--- AIM OF THE TASK ---
Omit the pictures from the entries below and retype everything else exactly.

--- PROVIDED MATERIAL ---
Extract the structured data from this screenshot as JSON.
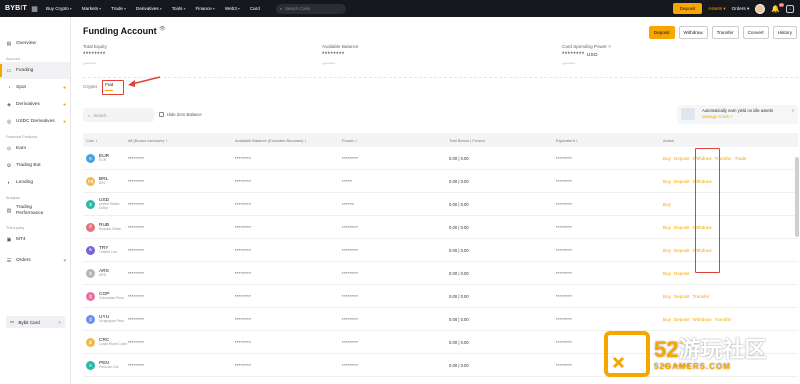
{
  "topbar": {
    "logo_main": "BYB",
    "logo_accent": "I",
    "logo_end": "T",
    "nav": [
      "Buy Crypto",
      "Markets",
      "Trade",
      "Derivatives",
      "Tools",
      "Finance",
      "Web3",
      "Card"
    ],
    "search_placeholder": "Search Coins",
    "deposit": "Deposit",
    "assets": "Assets",
    "orders": "Orders",
    "notif_count": "99"
  },
  "sidebar": {
    "overview": "Overview",
    "section_account": "Account",
    "funding": "Funding",
    "spot": "Spot",
    "derivatives": "Derivatives",
    "usdc": "USDC Derivatives",
    "section_financial": "Financial Products",
    "earn": "Earn",
    "trading_bot": "Trading Bot",
    "lending": "Lending",
    "section_analysis": "Analysis",
    "trading_performance_1": "Trading",
    "trading_performance_2": "Performance",
    "section_third": "Third-party",
    "mt4": "MT4",
    "orders": "Orders",
    "bybit_card": "Bybit Card"
  },
  "main": {
    "title": "Funding Account",
    "buttons": [
      "Deposit",
      "Withdraw",
      "Transfer",
      "Convert",
      "History"
    ],
    "stats": [
      {
        "label": "Total Equity",
        "value": "********",
        "sub": "≈*******"
      },
      {
        "label": "Available Balance",
        "value": "********",
        "sub": "≈*******"
      },
      {
        "label": "Card Spending Power >",
        "value": "********",
        "unit": "USD",
        "sub": "≈*******"
      }
    ],
    "tabs": [
      "Crypto",
      "Fiat"
    ],
    "search_placeholder": "Search",
    "hide_zero": "Hide Zero Balance",
    "earn_text": "Automatically earn yield on idle assets",
    "earn_link": "Manage Coins >"
  },
  "table": {
    "headers": [
      "Coin ↕",
      "All (Bonus Inclusive) ↕",
      "Available Balance (Excludes Bonuses) ↕",
      "Frozen ↕",
      "Trial Bonus | Frozen",
      "Equivalent ↕",
      "Action"
    ],
    "rows": [
      {
        "code": "EUR",
        "name": "EUR",
        "color": "#4aa3df",
        "icon": "€",
        "all": "********",
        "avail": "********",
        "frozen": "********",
        "bonus": "0.00 | 0.00",
        "equiv": "********",
        "actions": [
          "Buy",
          "Deposit",
          "Withdraw",
          "Transfer",
          "Trade"
        ]
      },
      {
        "code": "BRL",
        "name": "BRL",
        "color": "#f0b94a",
        "icon": "R$",
        "all": "********",
        "avail": "********",
        "frozen": "*****",
        "bonus": "0.00 | 0.00",
        "equiv": "********",
        "actions": [
          "Buy",
          "Deposit",
          "Withdraw"
        ]
      },
      {
        "code": "USD",
        "name": "United States Dollar",
        "color": "#2bb7a6",
        "icon": "$",
        "all": "********",
        "avail": "********",
        "frozen": "******",
        "bonus": "0.00 | 0.00",
        "equiv": "********",
        "actions": [
          "Buy"
        ]
      },
      {
        "code": "RUB",
        "name": "Russian Ruble",
        "color": "#e0737a",
        "icon": "₽",
        "all": "********",
        "avail": "********",
        "frozen": "********",
        "bonus": "0.00 | 0.00",
        "equiv": "********",
        "actions": [
          "Buy",
          "Deposit",
          "Withdraw"
        ]
      },
      {
        "code": "TRY",
        "name": "Turkish Lira",
        "color": "#7a63d8",
        "icon": "₺",
        "all": "********",
        "avail": "********",
        "frozen": "********",
        "bonus": "0.00 | 0.00",
        "equiv": "********",
        "actions": [
          "Buy",
          "Deposit",
          "Withdraw"
        ]
      },
      {
        "code": "ARS",
        "name": "ARS",
        "color": "#b6b6b6",
        "icon": "$",
        "all": "********",
        "avail": "********",
        "frozen": "********",
        "bonus": "0.00 | 0.00",
        "equiv": "********",
        "actions": [
          "Buy",
          "Deposit"
        ]
      },
      {
        "code": "COP",
        "name": "Colombian Peso",
        "color": "#e86fa2",
        "icon": "$",
        "all": "********",
        "avail": "********",
        "frozen": "********",
        "bonus": "0.00 | 0.00",
        "equiv": "********",
        "actions": [
          "Buy",
          "Deposit",
          "Transfer"
        ]
      },
      {
        "code": "UYU",
        "name": "Uruguayan Peso",
        "color": "#6c8ef0",
        "icon": "$",
        "all": "********",
        "avail": "********",
        "frozen": "********",
        "bonus": "0.00 | 0.00",
        "equiv": "********",
        "actions": [
          "Buy",
          "Deposit",
          "Withdraw",
          "Transfer"
        ]
      },
      {
        "code": "CRC",
        "name": "Costa Rican Colon",
        "color": "#f0b94a",
        "icon": "₡",
        "all": "********",
        "avail": "********",
        "frozen": "********",
        "bonus": "0.00 | 0.00",
        "equiv": "********",
        "actions": [
          "Buy",
          "Deposit"
        ]
      },
      {
        "code": "PEN",
        "name": "Peruvian Sol",
        "color": "#2bb7a6",
        "icon": "S",
        "all": "********",
        "avail": "********",
        "frozen": "********",
        "bonus": "0.00 | 0.00",
        "equiv": "********",
        "actions": [
          "Buy",
          "Deposit"
        ]
      }
    ]
  },
  "watermark": {
    "num": "52",
    "cn": "游玩社区",
    "en": "52GAMERS.COM"
  }
}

--- WRITTEN SOLUTION ---
Extract the structured data from this screenshot as JSON.
{
  "topbar": {
    "logo_main": "BYB",
    "logo_accent": "I",
    "logo_end": "T",
    "nav": [
      "Buy Crypto",
      "Markets",
      "Trade",
      "Derivatives",
      "Tools",
      "Finance",
      "Web3",
      "Card"
    ],
    "search_placeholder": "Search Coins",
    "deposit": "Deposit",
    "assets": "Assets",
    "orders": "Orders",
    "notif_count": "99"
  },
  "sidebar": {
    "overview": "Overview",
    "section_account": "Account",
    "funding": "Funding",
    "spot": "Spot",
    "derivatives": "Derivatives",
    "usdc": "USDC Derivatives",
    "section_financial": "Financial Products",
    "earn": "Earn",
    "trading_bot": "Trading Bot",
    "lending": "Lending",
    "section_analysis": "Analysis",
    "trading_performance_1": "Trading",
    "trading_performance_2": "Performance",
    "section_third": "Third-party",
    "mt4": "MT4",
    "orders": "Orders",
    "bybit_card": "Bybit Card"
  },
  "main": {
    "title": "Funding Account",
    "buttons": [
      "Deposit",
      "Withdraw",
      "Transfer",
      "Convert",
      "History"
    ],
    "stats": [
      {
        "label": "Total Equity",
        "value": "********",
        "sub": "≈*******"
      },
      {
        "label": "Available Balance",
        "value": "********",
        "sub": "≈*******"
      },
      {
        "label": "Card Spending Power >",
        "value": "********",
        "unit": "USD",
        "sub": "≈*******"
      }
    ],
    "tabs": [
      "Crypto",
      "Fiat"
    ],
    "search_placeholder": "Search",
    "hide_zero": "Hide Zero Balance",
    "earn_text": "Automatically earn yield on idle assets",
    "earn_link": "Manage Coins >"
  },
  "table": {
    "headers": [
      "Coin ↕",
      "All (Bonus Inclusive) ↕",
      "Available Balance (Excludes Bonuses) ↕",
      "Frozen ↕",
      "Trial Bonus | Frozen",
      "Equivalent ↕",
      "Action"
    ],
    "rows": [
      {
        "code": "EUR",
        "name": "EUR",
        "color": "#4aa3df",
        "icon": "€",
        "all": "********",
        "avail": "********",
        "frozen": "********",
        "bonus": "0.00 | 0.00",
        "equiv": "********",
        "actions": [
          "Buy",
          "Deposit",
          "Withdraw",
          "Transfer",
          "Trade"
        ]
      },
      {
        "code": "BRL",
        "name": "BRL",
        "color": "#f0b94a",
        "icon": "R$",
        "all": "********",
        "avail": "********",
        "frozen": "*****",
        "bonus": "0.00 | 0.00",
        "equiv": "********",
        "actions": [
          "Buy",
          "Deposit",
          "Withdraw"
        ]
      },
      {
        "code": "USD",
        "name": "United States Dollar",
        "color": "#2bb7a6",
        "icon": "$",
        "all": "********",
        "avail": "********",
        "frozen": "******",
        "bonus": "0.00 | 0.00",
        "equiv": "********",
        "actions": [
          "Buy"
        ]
      },
      {
        "code": "RUB",
        "name": "Russian Ruble",
        "color": "#e0737a",
        "icon": "₽",
        "all": "********",
        "avail": "********",
        "frozen": "********",
        "bonus": "0.00 | 0.00",
        "equiv": "********",
        "actions": [
          "Buy",
          "Deposit",
          "Withdraw"
        ]
      },
      {
        "code": "TRY",
        "name": "Turkish Lira",
        "color": "#7a63d8",
        "icon": "₺",
        "all": "********",
        "avail": "********",
        "frozen": "********",
        "bonus": "0.00 | 0.00",
        "equiv": "********",
        "actions": [
          "Buy",
          "Deposit",
          "Withdraw"
        ]
      },
      {
        "code": "ARS",
        "name": "ARS",
        "color": "#b6b6b6",
        "icon": "$",
        "all": "********",
        "avail": "********",
        "frozen": "********",
        "bonus": "0.00 | 0.00",
        "equiv": "********",
        "actions": [
          "Buy",
          "Deposit"
        ]
      },
      {
        "code": "COP",
        "name": "Colombian Peso",
        "color": "#e86fa2",
        "icon": "$",
        "all": "********",
        "avail": "********",
        "frozen": "********",
        "bonus": "0.00 | 0.00",
        "equiv": "********",
        "actions": [
          "Buy",
          "Deposit",
          "Transfer"
        ]
      },
      {
        "code": "UYU",
        "name": "Uruguayan Peso",
        "color": "#6c8ef0",
        "icon": "$",
        "all": "********",
        "avail": "********",
        "frozen": "********",
        "bonus": "0.00 | 0.00",
        "equiv": "********",
        "actions": [
          "Buy",
          "Deposit",
          "Withdraw",
          "Transfer"
        ]
      },
      {
        "code": "CRC",
        "name": "Costa Rican Colon",
        "color": "#f0b94a",
        "icon": "₡",
        "all": "********",
        "avail": "********",
        "frozen": "********",
        "bonus": "0.00 | 0.00",
        "equiv": "********",
        "actions": [
          "Buy",
          "Deposit"
        ]
      },
      {
        "code": "PEN",
        "name": "Peruvian Sol",
        "color": "#2bb7a6",
        "icon": "S",
        "all": "********",
        "avail": "********",
        "frozen": "********",
        "bonus": "0.00 | 0.00",
        "equiv": "********",
        "actions": [
          "Buy",
          "Deposit"
        ]
      }
    ]
  },
  "watermark": {
    "num": "52",
    "cn": "游玩社区",
    "en": "52GAMERS.COM"
  }
}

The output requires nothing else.